2 tablespoons water, if needed

1. In a small saucepan, stir together the garlic, paprika, cumin, cayenne and olive oil. Place over medium-low heat and cook, stirring constantly, for 5 minutes or until the garlic is soft. Remove from the heat and set aside.
2. Place the skinned tomatoes, pulling them apart a bit with your hands, in a food processor and whirl until smooth. Drain through a large sieve into a good-sized bowl to remove as many of the seeds as possible. Stir the liquid in the sieve with a rubber spatula until it is as dry as possible and you’ve extracted as much of the tomato goodness as you can, leaving the seeds behind. Occasionally wipe the back of the sieve with your spatula to release more of the tomato goodness.
3. Stir in the cooked spice mixture, cilantro, vinegar, lemon zest and juice, salt, celery and water, if necessary.
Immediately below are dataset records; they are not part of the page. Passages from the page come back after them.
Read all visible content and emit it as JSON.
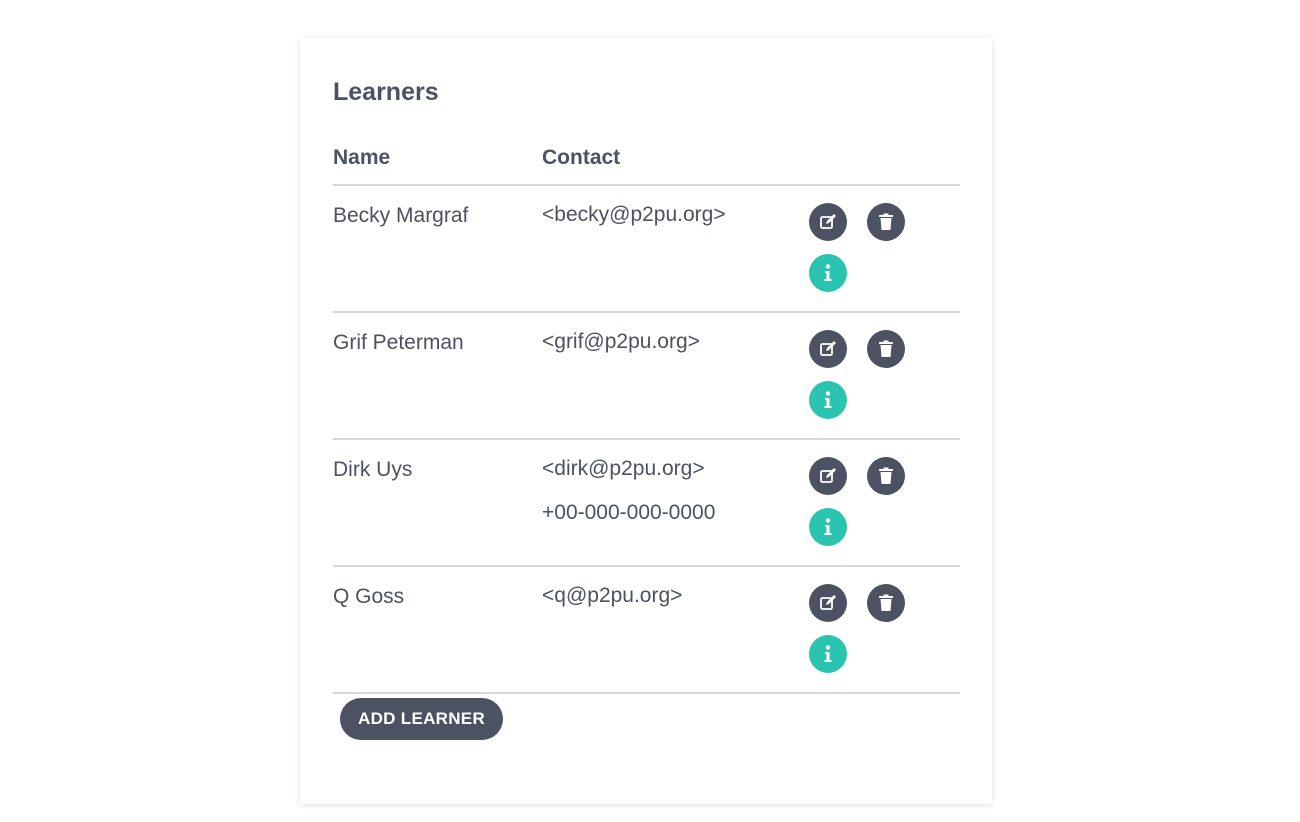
{
  "card": {
    "title": "Learners"
  },
  "table": {
    "headers": {
      "name": "Name",
      "contact": "Contact"
    },
    "rows": [
      {
        "name": "Becky Margraf",
        "email": "<becky@p2pu.org>",
        "phone": ""
      },
      {
        "name": "Grif Peterman",
        "email": "<grif@p2pu.org>",
        "phone": ""
      },
      {
        "name": "Dirk Uys",
        "email": "<dirk@p2pu.org>",
        "phone": "+00-000-000-0000"
      },
      {
        "name": "Q Goss",
        "email": "<q@p2pu.org>",
        "phone": ""
      }
    ]
  },
  "actions": {
    "add_label": "ADD LEARNER",
    "edit_icon": "edit-icon",
    "delete_icon": "trash-icon",
    "info_icon": "info-icon"
  },
  "colors": {
    "text": "#4c5262",
    "button_dark": "#4c5262",
    "info_teal": "#2bc4b0",
    "divider": "#d5d7db"
  }
}
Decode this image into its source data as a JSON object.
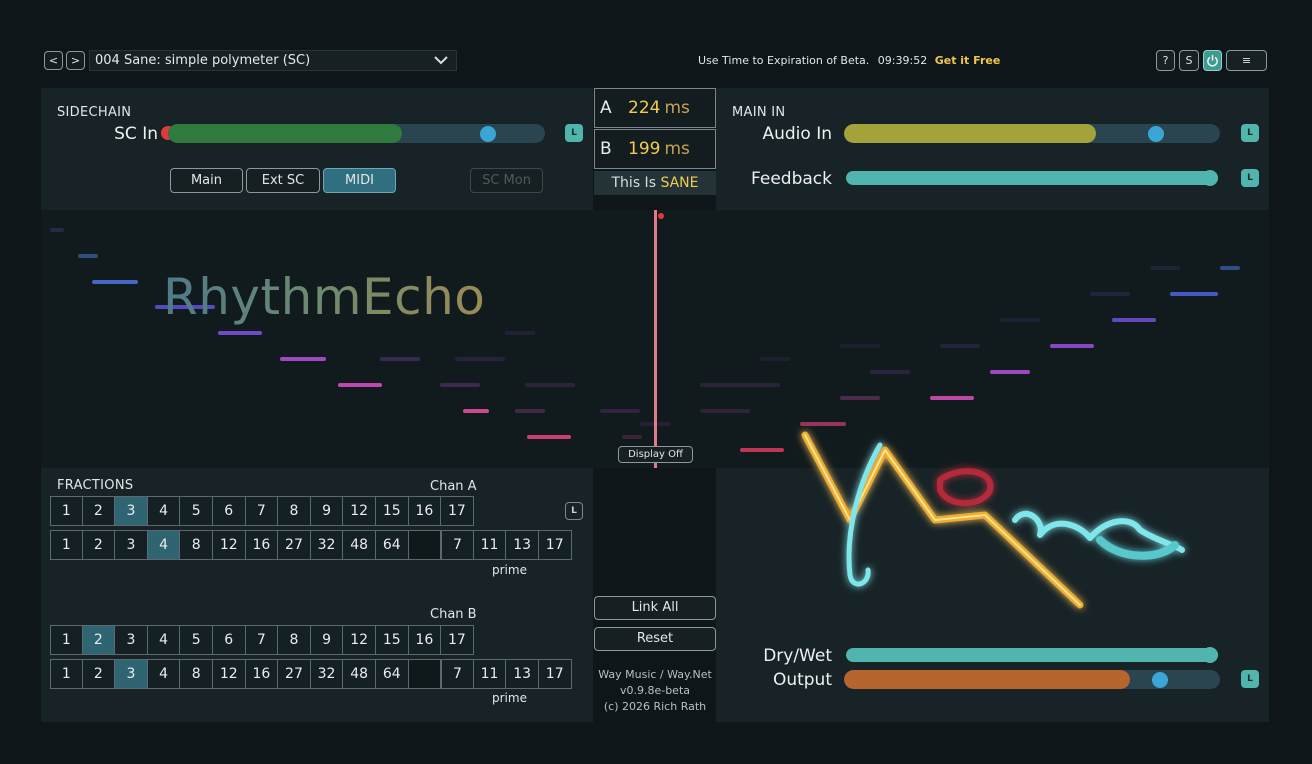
{
  "topbar": {
    "prev_label": "<",
    "next_label": ">",
    "preset_name": "004  Sane: simple polymeter (SC)",
    "beta_text": "Use Time to Expiration of Beta.",
    "beta_timer": "09:39:52",
    "beta_link": "Get it Free",
    "help_label": "?",
    "s_label": "S",
    "power_icon": "power-icon",
    "menu_icon": "menu-icon",
    "menu_glyph": "≡"
  },
  "sidechain": {
    "title": "SIDECHAIN",
    "sc_in_label": "SC In",
    "sc_in_level": 0.85,
    "sc_in_meter": 0.62,
    "l_label": "L",
    "modes": [
      "Main",
      "Ext SC",
      "MIDI"
    ],
    "active_mode": "MIDI",
    "sc_mon_label": "SC Mon"
  },
  "delays": {
    "a_label": "A",
    "a_value": "224",
    "b_label": "B",
    "b_value": "199",
    "unit": "ms",
    "status_prefix": "This Is",
    "status_value": "SANE"
  },
  "main_in": {
    "title": "MAIN IN",
    "audio_in_label": "Audio In",
    "audio_in_level": 0.83,
    "audio_in_meter": 0.67,
    "feedback_label": "Feedback",
    "feedback_level": 1.0,
    "l_label": "L"
  },
  "visualizer": {
    "logo_text": "RhythmEcho",
    "display_button": "Display Off",
    "playhead_color": "#e07a88"
  },
  "fractions": {
    "title": "FRACTIONS",
    "chan_a_label": "Chan A",
    "chan_b_label": "Chan B",
    "prime_label": "prime",
    "l_label": "L",
    "row1": [
      "1",
      "2",
      "3",
      "4",
      "5",
      "6",
      "7",
      "8",
      "9",
      "12",
      "15",
      "16",
      "17"
    ],
    "row2": [
      "1",
      "2",
      "3",
      "4",
      "8",
      "12",
      "16",
      "27",
      "32",
      "48",
      "64",
      "",
      "7",
      "11",
      "13",
      "17"
    ],
    "chan_a_row1_active": "3",
    "chan_a_row2_active": "4",
    "chan_b_row1_active": "2",
    "chan_b_row2_active": "3"
  },
  "actions": {
    "link_all": "Link All",
    "reset": "Reset",
    "credit_line1": "Way Music / Way.Net",
    "credit_line2": "v0.9.8e-beta",
    "credit_line3": "(c) 2026 Rich Rath"
  },
  "output": {
    "dry_wet_label": "Dry/Wet",
    "dry_wet_level": 1.0,
    "output_label": "Output",
    "output_level": 0.84,
    "output_meter": 0.76,
    "l_label": "L",
    "brand_logo": "Way Music"
  },
  "colors": {
    "accent_teal": "#4fb5ad",
    "knob_blue": "#3aa6d6",
    "sc_meter_green": "#2f7a3c",
    "audio_meter_olive": "#a3a33a",
    "output_meter_orange": "#b8642e",
    "delay_value_yellow": "#f3cc4d"
  }
}
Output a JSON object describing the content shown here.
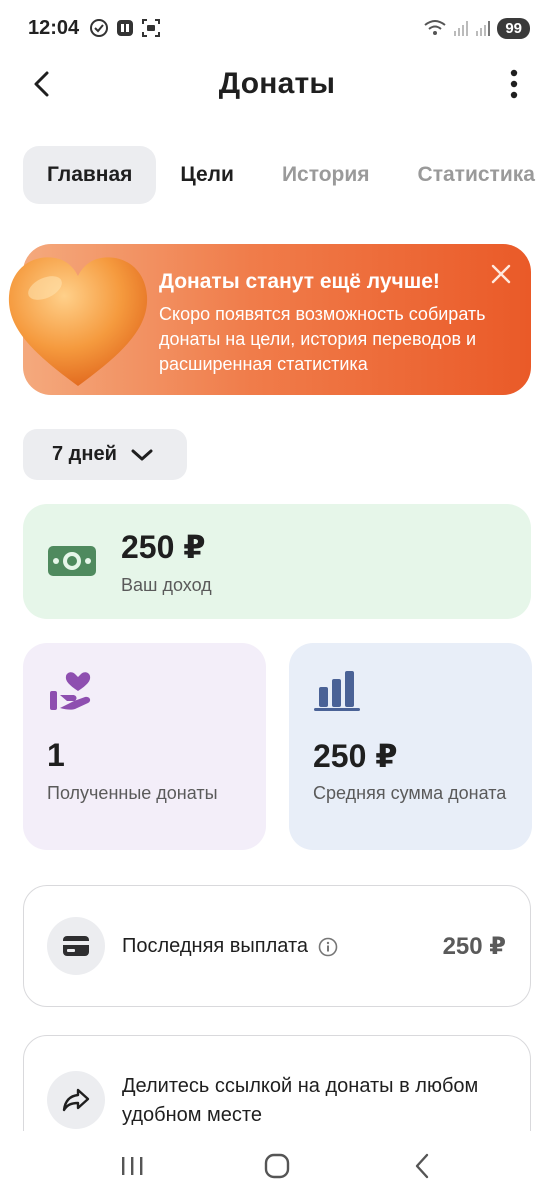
{
  "status": {
    "time": "12:04",
    "battery": "99"
  },
  "header": {
    "title": "Донаты"
  },
  "tabs": [
    {
      "label": "Главная"
    },
    {
      "label": "Цели"
    },
    {
      "label": "История"
    },
    {
      "label": "Статистика"
    }
  ],
  "promo": {
    "title": "Донаты станут ещё лучше!",
    "text": "Скоро появятся возможность собирать донаты на цели, история переводов и расширенная статистика"
  },
  "period": {
    "label": "7 дней"
  },
  "income": {
    "value": "250 ₽",
    "label": "Ваш доход"
  },
  "stats": {
    "received": {
      "value": "1",
      "label": "Полученные донаты"
    },
    "average": {
      "value": "250 ₽",
      "label": "Средняя сумма доната"
    }
  },
  "payout": {
    "label": "Последняя выплата",
    "value": "250 ₽"
  },
  "share": {
    "text": "Делитесь ссылкой на донаты в любом удобном месте"
  },
  "colors": {
    "promo_start": "#f4a97d",
    "promo_end": "#ea5a28",
    "income_bg": "#e6f6e9",
    "money_icon": "#4f8a5e",
    "received_bg": "#f3eef9",
    "received_icon": "#8e4fb0",
    "average_bg": "#e8eef8",
    "average_icon": "#4a6296"
  }
}
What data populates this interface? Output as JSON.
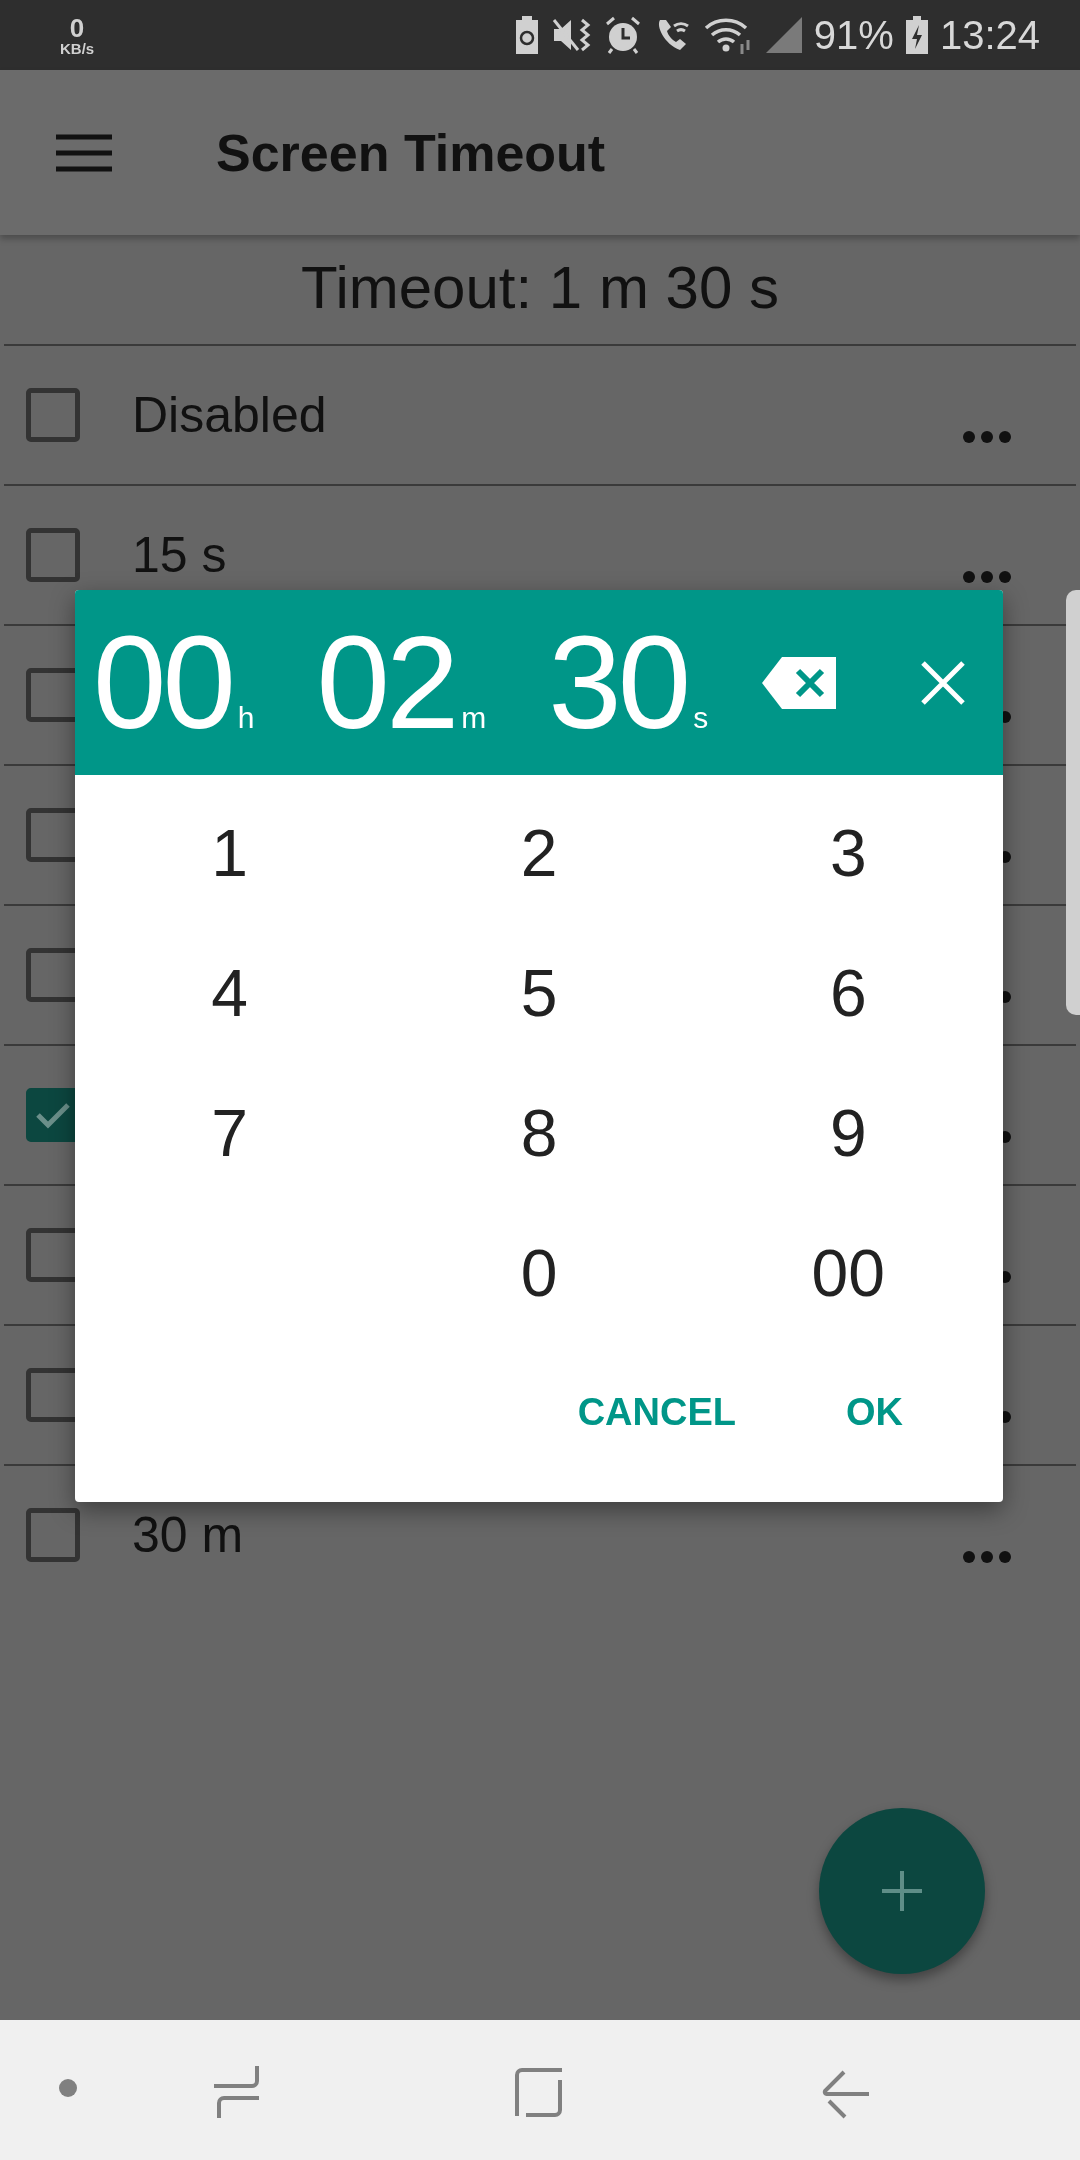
{
  "status_bar": {
    "net_speed": "0",
    "net_unit": "KB/s",
    "battery": "91%",
    "time": "13:24"
  },
  "app_bar": {
    "title": "Screen Timeout"
  },
  "timeout_label": "Timeout: 1 m 30 s",
  "options": [
    {
      "label": "Disabled",
      "checked": false
    },
    {
      "label": "15 s",
      "checked": false
    },
    {
      "checked": false
    },
    {
      "checked": false
    },
    {
      "checked": false
    },
    {
      "checked": true
    },
    {
      "checked": false
    },
    {
      "checked": false
    },
    {
      "label": "30 m",
      "checked": false
    }
  ],
  "dialog": {
    "fields": [
      {
        "value": "00",
        "unit": "h"
      },
      {
        "value": "02",
        "unit": "m"
      },
      {
        "value": "30",
        "unit": "s"
      }
    ],
    "keypad": [
      [
        "1",
        "2",
        "3"
      ],
      [
        "4",
        "5",
        "6"
      ],
      [
        "7",
        "8",
        "9"
      ],
      [
        "0",
        "00"
      ]
    ],
    "buttons": [
      "CANCEL",
      "OK"
    ]
  }
}
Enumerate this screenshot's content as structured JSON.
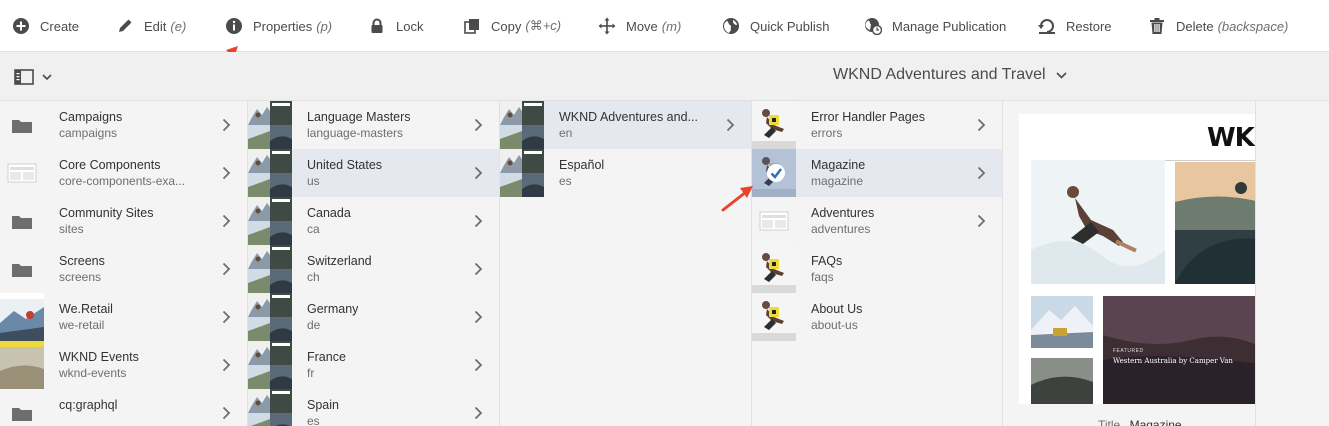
{
  "toolbar": {
    "create": "Create",
    "edit": "Edit",
    "edit_shortcut": "(e)",
    "properties": "Properties",
    "properties_shortcut": "(p)",
    "lock": "Lock",
    "copy": "Copy",
    "copy_shortcut": "(⌘+c)",
    "move": "Move",
    "move_shortcut": "(m)",
    "quick_publish": "Quick Publish",
    "manage_publication": "Manage Publication",
    "restore": "Restore",
    "delete": "Delete",
    "delete_shortcut": "(backspace)"
  },
  "header": {
    "title": "WKND Adventures and Travel"
  },
  "columns": [
    {
      "items": [
        {
          "title": "Campaigns",
          "name": "campaigns",
          "thumb": "folder"
        },
        {
          "title": "Core Components",
          "name": "core-components-exa...",
          "thumb": "site"
        },
        {
          "title": "Community Sites",
          "name": "sites",
          "thumb": "folder"
        },
        {
          "title": "Screens",
          "name": "screens",
          "thumb": "folder"
        },
        {
          "title": "We.Retail",
          "name": "we-retail",
          "thumb": "retail"
        },
        {
          "title": "WKND Events",
          "name": "wknd-events",
          "thumb": "events"
        },
        {
          "title": "cq:graphql",
          "name": "",
          "thumb": "folder"
        }
      ]
    },
    {
      "items": [
        {
          "title": "Language Masters",
          "name": "language-masters"
        },
        {
          "title": "United States",
          "name": "us",
          "selected": true
        },
        {
          "title": "Canada",
          "name": "ca"
        },
        {
          "title": "Switzerland",
          "name": "ch"
        },
        {
          "title": "Germany",
          "name": "de"
        },
        {
          "title": "France",
          "name": "fr"
        },
        {
          "title": "Spain",
          "name": "es"
        }
      ]
    },
    {
      "items": [
        {
          "title": "WKND Adventures and...",
          "name": "en",
          "selected": true
        },
        {
          "title": "Español",
          "name": "es",
          "no_chevron": true
        }
      ]
    },
    {
      "items": [
        {
          "title": "Error Handler Pages",
          "name": "errors",
          "thumb": "skater"
        },
        {
          "title": "Magazine",
          "name": "magazine",
          "selected": true,
          "checked": true,
          "thumb": "skater"
        },
        {
          "title": "Adventures",
          "name": "adventures",
          "thumb": "site"
        },
        {
          "title": "FAQs",
          "name": "faqs",
          "no_chevron": true,
          "thumb": "skater"
        },
        {
          "title": "About Us",
          "name": "about-us",
          "no_chevron": true,
          "thumb": "skater"
        }
      ]
    }
  ],
  "preview": {
    "logo": "WKND",
    "featured_label": "FEATURED",
    "featured_title": "Western Australia by Camper Van",
    "bottom_key": "Title",
    "bottom_value": "Magazine"
  },
  "colors": {
    "selected_row": "#e5e9ef",
    "arrow": "#e8452c"
  }
}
Add more salt as desired.
4. Refrigerate until cold. Serve garnished with cilantro leaves.

*Skinning your tomatoes: I bring a medium pot of water to boil and one by one drop the tomatoes into the boiling water for about 10-12 seconds depending on their ripeness. I scoop the tomato out of the water, turn it stem side down, make a slit in the skin and peel the skin away. When I’ve finished the peeling, I cut out the cores.

4-6 servings depending on the size of the bowls
Adapted from Amanda Hesser’s article in The Sunday New York Times Magazine, July 2009; Barbara Kafka wrote the original article for The Times in 1991.

Yogurt and Cucumber Soup

I wish my photos for these soups were a little more appetizing. The photos don't do the soups justice. Sorry about that.

1 cucumber, peeled, seeded, and diced (can also use the seedless kind)
4 cups plain whole or low-fat yogurt
¼ cup chopped scallions
2 tablespoons chopped fresh mint
2 tablespoons chopped fresh dill
2 teaspoons chopped fresh oregano
1 teaspoon chopped fresh thyme
2 tablespoons chopped fresh tarragon
2 cloves garlic, pressed
1 cup water, more if your yogurt is very thick
salt and pepper to taste

¼ cup walnuts, coarsely chopped
½ cup golden raisins, chopped if necessary
3 tablespoons dried rose petals, optional but so nice
Note: You can get these from a Middle Eastern store in your area. Zand’s on Solano in Albany is good for Bay Area folks.
1 tablespoon chopped fresh mint
1 pita bread, cut into ½ inch squares and toasted

1. Combine the cucumber, yogurt, scallions, mint, dill, oregano, thyme, tarragon, garlic, salt and pepper in a large mixing bowl. Mix thoroughly with 1 cup water and adjust the seasonings to taste.
2. Refrigerate several hours or overnight.
3. Just before serving, add the walnuts and golden raisins. Pour into individual serving bowls and sprinkle with rose petals, fresh mint, and toasted pita squares.

6 servings as a first course
Adapted from Najmieh Batmanglij in The New York Times Food Section